(Christian Courier column, October, 2013)
I recently spent ten days at St. Joseph’s Hospital in Hamilton. Not as a patient, mind you; just as a supportive sister. It was a lot of time in waiting rooms. I overheard conversations ranging from the ludicrous (a heated exchange between housekeeping staff as to whether Rogers or Fido is the better service provider, punctuated with unprintable expressions of conviction), to the heartbreaking (a man on his Bluetooth emphasizing sternly that the doctor had better get over here and show some interest in his mother whom he’d found in a near catatonic state) to the hallowed (a sensitive medic comforting a dying patient’s daughter with profound empathy).
Hung on the outside walls of St. Joe’s are supersized photos of its celebrity medical professionals. Dr. Bobby Shayegan, who performed my brother-in-law’s intricate five-hour surgery, grinned at us with likable boyish charm each morning as we headed down the mountain to the hospital. Ubiquitous posters inside the building invited us to “say thanks to your miracle workers here at St. Joe’s!”
But it wasn’t the “miracle workers” who most intrigued me. It was the custodial staff and service workers. I wondered about how and why they ended up here. They probably didn’t grow up aspiring to clean bathrooms, fill orders of “medium decaf, two sweeteners, three milk” or glance cursorily at my salad, intone “$6.80, please,” and hand me my change while already tabulating the contents of the lunch tray of the customer behind me.
Commencement speakers like to accentuate the positive: “Follow your dreams; don’t settle for less than doing what you love.” Surveying my own family and friends, few of us are working at our dream careers. Most of us are happy to have a job that pays the bills. “Generation next,” the millennials, will have an even tougher time. Financial Post analyst Ray Williams posits: “Career paths are being reshaped – some say permanently – in part because of the massive movement toward temporary employment. These changes will be felt most by young people, who face the prospect of a lifetime of temporary or part time work, an uncertain career path, and an lower standard of living with little or no payoff for their post-secondary education” (“How temporary work will reshape our careers and our economy,” June 12, 2013).
The work given us

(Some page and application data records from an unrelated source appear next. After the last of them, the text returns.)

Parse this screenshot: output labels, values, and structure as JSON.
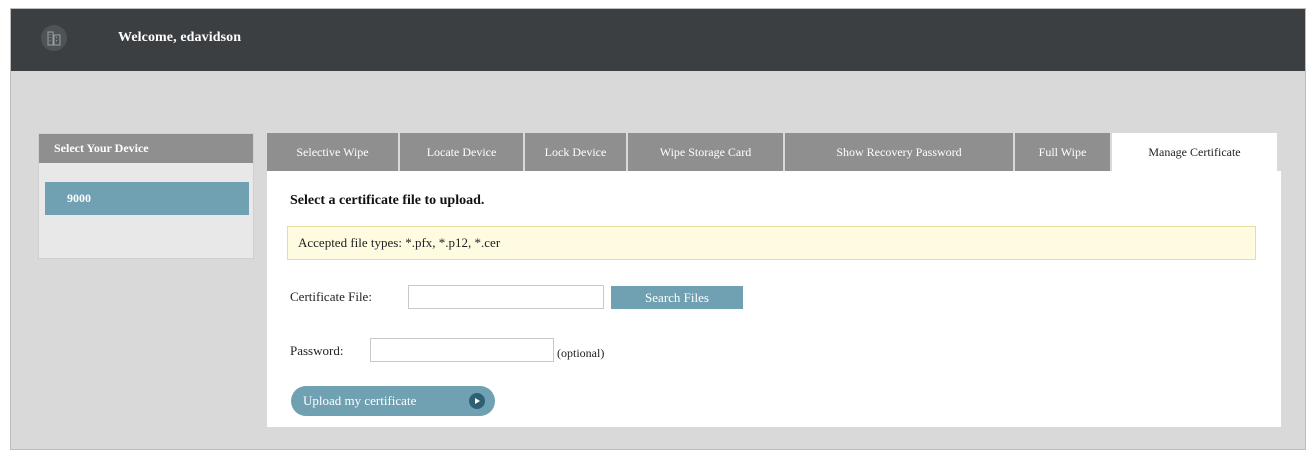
{
  "header": {
    "welcome": "Welcome, edavidson",
    "logo_icon": "building-icon"
  },
  "sidebar": {
    "title": "Select Your Device",
    "devices": [
      {
        "label": "9000",
        "selected": true
      }
    ]
  },
  "tabs": [
    {
      "label": "Selective Wipe",
      "active": false
    },
    {
      "label": "Locate Device",
      "active": false
    },
    {
      "label": "Lock Device",
      "active": false
    },
    {
      "label": "Wipe Storage Card",
      "active": false
    },
    {
      "label": "Show Recovery Password",
      "active": false
    },
    {
      "label": "Full Wipe",
      "active": false
    },
    {
      "label": "Manage Certificate",
      "active": true
    }
  ],
  "panel": {
    "title": "Select a certificate file to upload.",
    "info": "Accepted file types: *.pfx, *.p12, *.cer",
    "certificate_label": "Certificate File:",
    "certificate_value": "",
    "search_button": "Search Files",
    "password_label": "Password:",
    "password_value": "",
    "optional_note": "(optional)",
    "upload_button": "Upload my certificate",
    "upload_icon": "play-circle-icon"
  },
  "colors": {
    "topbar": "#3b3f42",
    "accent": "#6fa1b2",
    "tab_inactive": "#8f8f8f",
    "info_bg": "#fefbe0"
  }
}
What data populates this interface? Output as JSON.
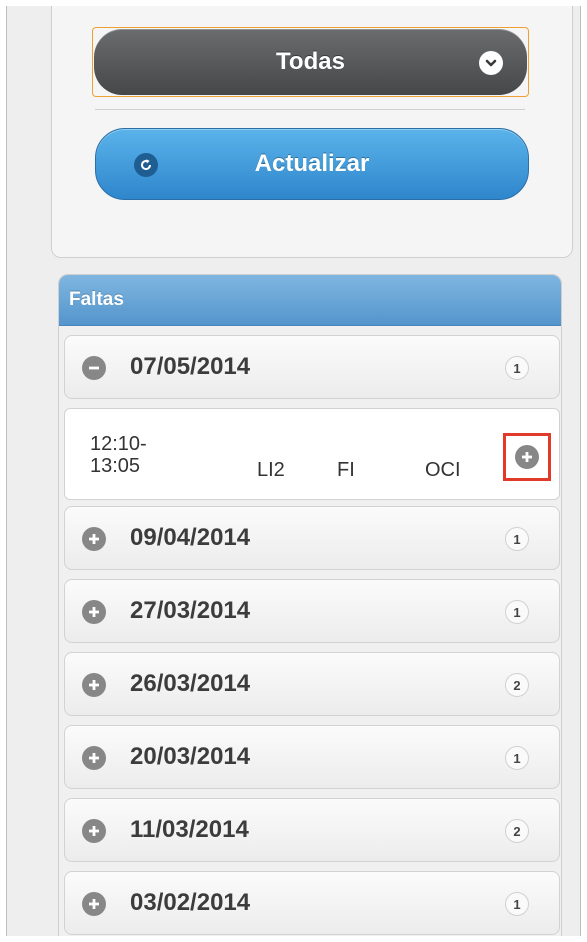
{
  "filter": {
    "selected_label": "Todas",
    "icon": "chevron-down-icon"
  },
  "refresh": {
    "label": "Actualizar",
    "icon": "refresh-icon"
  },
  "absences": {
    "title": "Faltas",
    "expanded_group": {
      "date": "07/05/2014",
      "count": "1",
      "icon": "minus-icon",
      "entries": [
        {
          "time": "12:10-13:05",
          "subject": "LI2",
          "type": "FI",
          "location": "OCI",
          "action_icon": "plus-icon"
        }
      ]
    },
    "groups": [
      {
        "date": "09/04/2014",
        "count": "1"
      },
      {
        "date": "27/03/2014",
        "count": "1"
      },
      {
        "date": "26/03/2014",
        "count": "2"
      },
      {
        "date": "20/03/2014",
        "count": "1"
      },
      {
        "date": "11/03/2014",
        "count": "2"
      },
      {
        "date": "03/02/2014",
        "count": "1"
      }
    ]
  },
  "colors": {
    "header_blue": "#5495cd",
    "button_blue": "#2f86cc",
    "select_dark": "#454749",
    "highlight_red": "#e23a2a",
    "focus_orange": "#f0a033"
  }
}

I respect those who simply do their best at whatever job they have regardless of how or why they got there. I watched a custodian clean the main lobby at St. Joe’s. He had rakish hair, sprinkled with grey. He sported a brassy gold necklace along with his khaki pants and shirt. In a suit, he could have passed for a professor. After the chairs had been removed, he cordoned off the area and polished the floor with a mini-Zamboni. Balancing on a ladder, he painstakingly vacuumed each ceiling tile above him, his mouth dropping open in concentration. (I refrained from warning him that this is a good way to inadvertently swallow a dead fly or choke on a cobweb). He wiped the sprinklers with a flourish. He didn’t dawdle. He didn’t rush.

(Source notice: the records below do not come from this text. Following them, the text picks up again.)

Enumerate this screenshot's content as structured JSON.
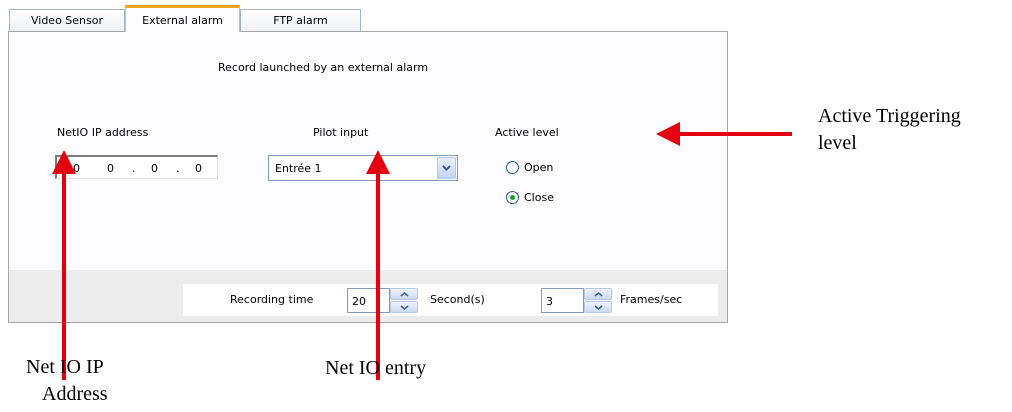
{
  "tabs": [
    {
      "label": "Video Sensor"
    },
    {
      "label": "External alarm"
    },
    {
      "label": "FTP alarm"
    }
  ],
  "panel": {
    "heading": "Record launched by an external alarm",
    "netio": {
      "label": "NetIO IP address",
      "octets": [
        "0",
        "0",
        "0",
        "0"
      ]
    },
    "pilot": {
      "label": "Pilot input",
      "selected": "Entrée 1"
    },
    "active_level": {
      "label": "Active level",
      "options": [
        "Open",
        "Close"
      ],
      "selected": "Close"
    },
    "recording": {
      "label": "Recording time",
      "seconds_value": "20",
      "seconds_unit": "Second(s)",
      "fps_value": "3",
      "fps_unit": "Frames/sec"
    }
  },
  "annotations": {
    "active_triggering": [
      "Active Triggering",
      "level"
    ],
    "netio_ip": [
      "Net IO IP",
      "Address"
    ],
    "netio_entry": "Net IO entry"
  },
  "colors": {
    "arrow": "#e3000f",
    "active_tab_accent": "#f4a51c",
    "radio_dot": "#22a032"
  }
}
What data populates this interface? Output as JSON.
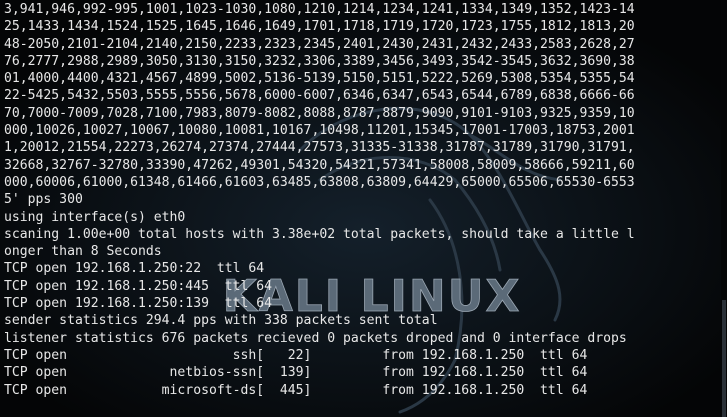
{
  "terminal": {
    "wallpaper_text": "KALI LINUX",
    "colors": {
      "background": "#040506",
      "text": "#e8e8e8",
      "logo": "#5b6a78"
    },
    "lines": [
      "3,941,946,992-995,1001,1023-1030,1080,1210,1214,1234,1241,1334,1349,1352,1423-14",
      "25,1433,1434,1524,1525,1645,1646,1649,1701,1718,1719,1720,1723,1755,1812,1813,20",
      "48-2050,2101-2104,2140,2150,2233,2323,2345,2401,2430,2431,2432,2433,2583,2628,27",
      "76,2777,2988,2989,3050,3130,3150,3232,3306,3389,3456,3493,3542-3545,3632,3690,38",
      "01,4000,4400,4321,4567,4899,5002,5136-5139,5150,5151,5222,5269,5308,5354,5355,54",
      "22-5425,5432,5503,5555,5556,5678,6000-6007,6346,6347,6543,6544,6789,6838,6666-66",
      "70,7000-7009,7028,7100,7983,8079-8082,8088,8787,8879,9090,9101-9103,9325,9359,10",
      "000,10026,10027,10067,10080,10081,10167,10498,11201,15345,17001-17003,18753,2001",
      "1,20012,21554,22273,26274,27374,27444,27573,31335-31338,31787,31789,31790,31791,",
      "32668,32767-32780,33390,47262,49301,54320,54321,57341,58008,58009,58666,59211,60",
      "000,60006,61000,61348,61466,61603,63485,63808,63809,64429,65000,65506,65530-6553",
      "5' pps 300",
      "using interface(s) eth0",
      "scaning 1.00e+00 total hosts with 3.38e+02 total packets, should take a little l",
      "onger than 8 Seconds",
      "TCP open 192.168.1.250:22  ttl 64",
      "TCP open 192.168.1.250:445  ttl 64",
      "TCP open 192.168.1.250:139  ttl 64",
      "sender statistics 294.4 pps with 338 packets sent total",
      "listener statistics 676 packets recieved 0 packets droped and 0 interface drops",
      "TCP open                     ssh[   22]         from 192.168.1.250  ttl 64",
      "TCP open             netbios-ssn[  139]         from 192.168.1.250  ttl 64",
      "TCP open            microsoft-ds[  445]         from 192.168.1.250  ttl 64"
    ]
  }
}
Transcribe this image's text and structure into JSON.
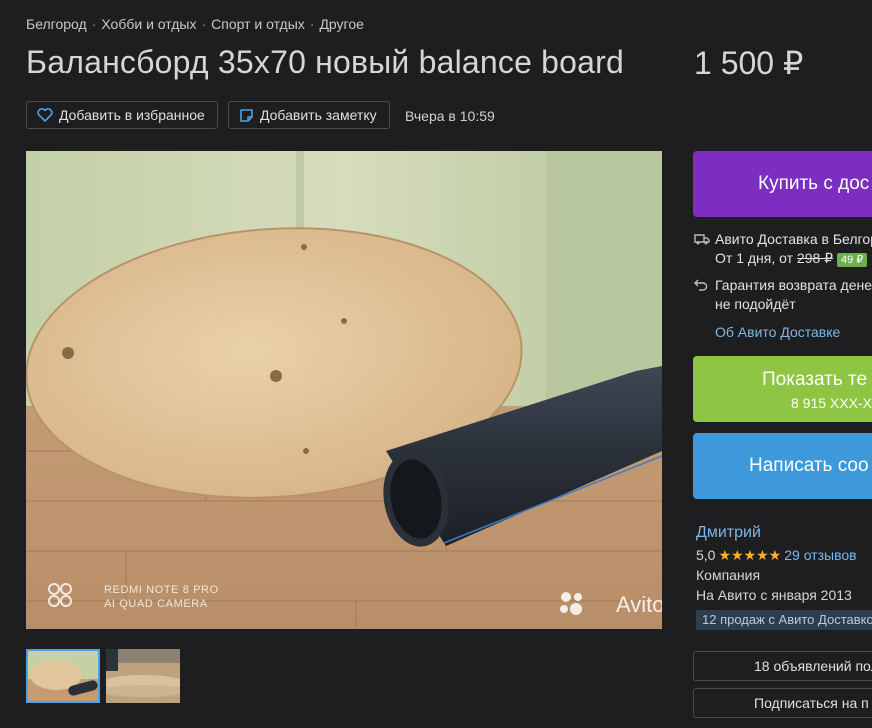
{
  "breadcrumb": [
    "Белгород",
    "Хобби и отдых",
    "Спорт и отдых",
    "Другое"
  ],
  "listing": {
    "title": "Балансборд 35х70 новый balance board",
    "price": "1 500 ₽",
    "posted": "Вчера в 10:59"
  },
  "actions": {
    "favorite_label": "Добавить в избранное",
    "note_label": "Добавить заметку"
  },
  "photo": {
    "watermark_device_line1": "REDMI NOTE 8 PRO",
    "watermark_device_line2": "AI QUAD CAMERA",
    "watermark_brand": "Avito"
  },
  "purchase": {
    "buy_label": "Купить с дос",
    "delivery_line1": "Авито Доставка в Белгор",
    "delivery_line2_prefix": "От 1 дня, от",
    "delivery_old_price": "298 ₽",
    "delivery_new_price": "49 ₽",
    "guarantee_line1": "Гарантия возврата дене",
    "guarantee_line2": "не подойдёт",
    "about_link": "Об Авито Доставке",
    "phone_label": "Показать те",
    "phone_number": "8 915 XXX-X",
    "message_label": "Написать соо"
  },
  "seller": {
    "name": "Дмитрий",
    "rating": "5,0",
    "stars": "★★★★★",
    "reviews": "29 отзывов",
    "type": "Компания",
    "since": "На Авито с января 2013",
    "sales_badge": "12 продаж с Авито Доставко",
    "ads_button": "18 объявлений пол",
    "subscribe_button": "Подписаться на п"
  },
  "colors": {
    "background": "#1e1e21",
    "buy": "#7b2ebf",
    "phone": "#8ec644",
    "message": "#3d99d9",
    "link": "#7ab8ec",
    "stars": "#ffb021"
  },
  "icons": [
    "heart-icon",
    "note-icon",
    "truck-icon",
    "return-icon",
    "avito-logo-icon",
    "camera-logo-icon"
  ]
}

I was reminded of “The Struggle for an Education,” a story from the old NUCS (National Union of Christian Schools) Pilot Series that I loved sharing with my students. Booker T. Washington, former slave and prominent African-American educator, relates the hardships and bigotry he endured as he travelled across the country on foot to apply at Hampton Agricultural Institute. The head teacher, a “Yankee” woman, was plainly reluctant to register him. He waited anxiously as others were waved on ahead. Finally, she instructed him to sweep the recitation room. He didn’t flinch or protest. He swept, dusted and cleaned the room with alacrity. Three times. Upon inspecting the room thoroughly and not finding one particle of dust, the headmistress declared, “I guess you will do to enter this institution.”

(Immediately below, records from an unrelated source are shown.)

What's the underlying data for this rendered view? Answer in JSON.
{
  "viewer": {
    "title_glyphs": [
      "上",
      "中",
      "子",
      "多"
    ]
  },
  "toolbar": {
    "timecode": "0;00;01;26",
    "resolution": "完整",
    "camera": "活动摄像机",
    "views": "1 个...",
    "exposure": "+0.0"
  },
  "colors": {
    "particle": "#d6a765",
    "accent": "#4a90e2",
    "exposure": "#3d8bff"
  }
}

How you do your work puts your character on display. American poet Wallace Stevens, also an insurance agent, said, “It gives a man character as a poet to have this daily contact with a job.” He composed his poems on his way to and from work.
The Book of Common Prayer (1662) offers a petition that remains relevant today:
Almighty God, whose Son Jesus Christ in his earthly life
shared our toil and hallowed our labor: Be present with
thy people where they work; make those who carry on
the industries and commerce of this land responsive to thy
will; and give to us all a pride in what we do, and a just
return for our labor; through Jesus Christ our Lord, who
liveth and reigneth with you, in the unity of the Holy Spirit,
one God, now and for ever. Amen.